I HAVE ONLY A CASUAL interest in bird-watching and no expertise whatever--although I have made a couple of remarkable sightings on Mt. Washington in my day--but I am awed by the fervor of the dedicated amateur. I say amateur because the degreed ornithologist, being a scientist, is supposed to be above the emotional responses of the common birder who goes tramping through woods and streams, guidebook in hand, looking for species he has never seen before.
Not that ornithologists can't get emotional about their work. I am reminded of Dr. Henry Childs, the birdman of Upland, and the late Dr. Ralph Schreiber, bird curator of the Natural History Museum. Dr. Childs can become quite excited over an avian controversy, as Dr. Schreiber could. (To this day Dr. Childs can go into a rage over my insistence that our back-yard scrub jay is actually a blue jay.)
Also I remember the frenzy occasioned in our neighborhood a few years ago when a neighbor of mine, a Mrs. Trimmer, looked out her window and saw a bird she had never seen before. With rare presence of mind, she fetched her Peterson's field guide and found in it a colored picture of the bird, a broad-billed hummingbird, a species never before seen as far north as Los Angeles. Mrs. Trimmer called the Audubon Society hot line to report her sighting. The society was galvanized. During the next three days, every prominent birder in Los Angeles--including a number of documented ornithologists--found the way to Mrs. Trimmer's house.
However, I do believe that the British are even more enthusiastic than we are when they sight a stranger. Britons are known to rush en masse from one side of their island kingdom to the other at the report of a rare visitor.
Jim and Suzan Moore, now residents of Cambridge, England, have sent me a clipping (apparently from the Guardian) of a report from Mark Cocker, a correspondent in Holkham, Norfolk, describing such a pilgrimage. What caused the mass migration of British birders to the neighborhood of Holkham was the appearance of a red-breasted nuthatch, a North American bird that is said to be of little interest on this continent.
"However," Cocker wrote, "when one turns up in this country (Britain) it is a different story. News that the first red-breasted nuthatch ever in Britain had been seen at Holkham caused wild excitement amongst the bird-watching community." In Britain, he notes, birders obsessed with adding sightings of the latest of rare birds to their lifetime lists are called twitchers--a name that I'd like to see adopted in this country.
"Apparently," he writes, "play was halted at a football match when half the side, all twitchers, abandoned one sport for another and raced to Norfolk." One can hardly imagine a rare bird drawing off the crowd, much less the participants, of an American football game.
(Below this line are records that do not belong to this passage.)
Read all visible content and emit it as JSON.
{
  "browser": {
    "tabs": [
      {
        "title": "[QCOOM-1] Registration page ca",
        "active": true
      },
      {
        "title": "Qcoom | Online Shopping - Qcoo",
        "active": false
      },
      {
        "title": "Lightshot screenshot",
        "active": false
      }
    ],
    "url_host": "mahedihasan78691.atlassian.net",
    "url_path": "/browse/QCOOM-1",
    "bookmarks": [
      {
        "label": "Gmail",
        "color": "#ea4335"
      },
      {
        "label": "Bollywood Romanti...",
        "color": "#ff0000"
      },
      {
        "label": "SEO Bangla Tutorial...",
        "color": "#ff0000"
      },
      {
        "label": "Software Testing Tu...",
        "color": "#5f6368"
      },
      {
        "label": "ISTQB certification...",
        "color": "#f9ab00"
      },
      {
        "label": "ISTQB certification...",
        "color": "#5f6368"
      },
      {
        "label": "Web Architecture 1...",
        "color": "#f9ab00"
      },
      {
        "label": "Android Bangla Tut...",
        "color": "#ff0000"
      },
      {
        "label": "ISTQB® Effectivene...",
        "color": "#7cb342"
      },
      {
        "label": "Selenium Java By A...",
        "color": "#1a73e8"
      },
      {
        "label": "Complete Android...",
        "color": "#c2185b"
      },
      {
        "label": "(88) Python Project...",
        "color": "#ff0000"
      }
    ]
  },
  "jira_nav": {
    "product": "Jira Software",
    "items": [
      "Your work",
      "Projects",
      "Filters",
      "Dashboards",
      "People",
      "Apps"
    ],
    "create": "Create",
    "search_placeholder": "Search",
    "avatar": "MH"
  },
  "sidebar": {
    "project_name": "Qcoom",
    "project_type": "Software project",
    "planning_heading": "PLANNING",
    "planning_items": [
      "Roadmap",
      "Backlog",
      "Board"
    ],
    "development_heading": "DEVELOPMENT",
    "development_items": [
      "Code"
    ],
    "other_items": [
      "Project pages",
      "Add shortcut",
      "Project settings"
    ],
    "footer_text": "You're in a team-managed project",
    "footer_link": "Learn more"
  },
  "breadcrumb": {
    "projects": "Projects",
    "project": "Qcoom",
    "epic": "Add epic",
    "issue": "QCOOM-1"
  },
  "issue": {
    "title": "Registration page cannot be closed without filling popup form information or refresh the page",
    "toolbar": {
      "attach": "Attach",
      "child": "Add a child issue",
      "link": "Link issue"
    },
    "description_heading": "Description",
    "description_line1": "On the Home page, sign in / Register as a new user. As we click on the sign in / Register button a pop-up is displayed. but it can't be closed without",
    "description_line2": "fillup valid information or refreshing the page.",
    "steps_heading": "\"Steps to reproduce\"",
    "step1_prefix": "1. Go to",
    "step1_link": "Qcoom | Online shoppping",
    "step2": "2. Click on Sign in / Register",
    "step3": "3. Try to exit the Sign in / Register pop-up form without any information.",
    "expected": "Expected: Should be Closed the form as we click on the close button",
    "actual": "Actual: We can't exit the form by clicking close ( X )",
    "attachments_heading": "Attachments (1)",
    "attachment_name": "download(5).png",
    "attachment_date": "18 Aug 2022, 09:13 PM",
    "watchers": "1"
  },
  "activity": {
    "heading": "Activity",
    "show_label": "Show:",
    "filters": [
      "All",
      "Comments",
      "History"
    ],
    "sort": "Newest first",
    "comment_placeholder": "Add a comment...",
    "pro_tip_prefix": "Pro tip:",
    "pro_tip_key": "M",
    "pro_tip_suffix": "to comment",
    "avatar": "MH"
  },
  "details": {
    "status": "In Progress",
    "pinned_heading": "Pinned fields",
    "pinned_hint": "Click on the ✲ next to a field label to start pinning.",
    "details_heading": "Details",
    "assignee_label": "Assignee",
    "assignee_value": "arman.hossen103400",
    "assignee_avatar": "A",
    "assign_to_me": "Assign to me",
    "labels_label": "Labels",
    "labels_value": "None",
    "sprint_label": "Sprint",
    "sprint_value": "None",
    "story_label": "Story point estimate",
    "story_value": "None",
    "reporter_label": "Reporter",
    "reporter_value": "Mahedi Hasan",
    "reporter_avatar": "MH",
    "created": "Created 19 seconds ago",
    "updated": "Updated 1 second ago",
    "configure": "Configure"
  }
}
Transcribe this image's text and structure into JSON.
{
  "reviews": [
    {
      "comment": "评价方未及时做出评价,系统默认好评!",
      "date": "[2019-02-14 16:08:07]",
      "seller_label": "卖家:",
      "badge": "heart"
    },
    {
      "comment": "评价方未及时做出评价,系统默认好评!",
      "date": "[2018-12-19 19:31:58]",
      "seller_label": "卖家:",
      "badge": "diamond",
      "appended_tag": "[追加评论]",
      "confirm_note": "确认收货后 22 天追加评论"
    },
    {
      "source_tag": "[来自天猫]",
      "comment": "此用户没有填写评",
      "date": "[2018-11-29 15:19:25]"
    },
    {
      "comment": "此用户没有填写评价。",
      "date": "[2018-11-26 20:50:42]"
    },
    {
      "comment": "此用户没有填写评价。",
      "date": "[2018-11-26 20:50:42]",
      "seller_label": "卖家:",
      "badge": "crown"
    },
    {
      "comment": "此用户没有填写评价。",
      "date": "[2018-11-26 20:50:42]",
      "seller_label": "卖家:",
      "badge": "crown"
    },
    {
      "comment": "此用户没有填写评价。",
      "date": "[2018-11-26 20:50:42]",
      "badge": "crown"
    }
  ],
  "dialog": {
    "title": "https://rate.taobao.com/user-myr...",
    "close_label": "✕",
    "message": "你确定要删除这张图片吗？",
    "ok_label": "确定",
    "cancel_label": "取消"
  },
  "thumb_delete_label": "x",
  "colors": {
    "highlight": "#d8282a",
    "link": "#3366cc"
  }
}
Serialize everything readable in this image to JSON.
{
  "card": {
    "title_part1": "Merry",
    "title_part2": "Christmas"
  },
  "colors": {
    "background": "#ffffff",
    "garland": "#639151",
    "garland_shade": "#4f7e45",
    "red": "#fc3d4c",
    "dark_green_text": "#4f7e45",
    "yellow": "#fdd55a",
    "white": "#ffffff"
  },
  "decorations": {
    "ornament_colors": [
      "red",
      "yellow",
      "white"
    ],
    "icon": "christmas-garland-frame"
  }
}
Cocker reports that at one time the number of twitchers present in the Norfolk wood numbered 2,000. But the bird was elusive. It kept darting off with flocks of native tits and goldcrests. Cocker observed that twitchers crowding into the narrow path for a look caused the scene to resemble a football field more than a natural reserve. Many who had traveled hundreds of miles to the scene went hours without a glimpse of the nuthatch.
"Twitching is a largely harmless and often enjoyable pursuit," Cocker observed, "but the presence of so many people can damage the habitat, sometimes antagonizing landowners and earning twitching a bad name." He recalled a famous incident at Reading in which "bird-mad intruders" were held at bay by an irate farmer with a weapon that fired an enormous jet of liquid manure.
Yet another clipping, also from a British newspaper, reports an incident in which twitchers were frustrated by what might be called an act of nature. In this case 200 birders from all over England had converged on the Scilly Isles to see an extremely rare gray-cheeked thrush.
This bird, a native of North Africa, is much admired for its exquisite coloring and unusually melodious call. Hundreds of twitchers peered through binoculars, uttering exclamations of appreciation for its beauty as the bird flew into a campsite at St. Mary's Garrison. When the bird landed there, a cat named Muffin, which belonged to a woman identified only as Mrs. S. Barrows, leaped across a clearing, snatched the bird in its mouth and scampered back into the bush out of sight. This event, the article concluded, "brought the bird-watching session to a close."
One wonders if there was any bad blood between bird lovers and cat lovers over this incident and whether Mrs. S. Barrows was properly repentant.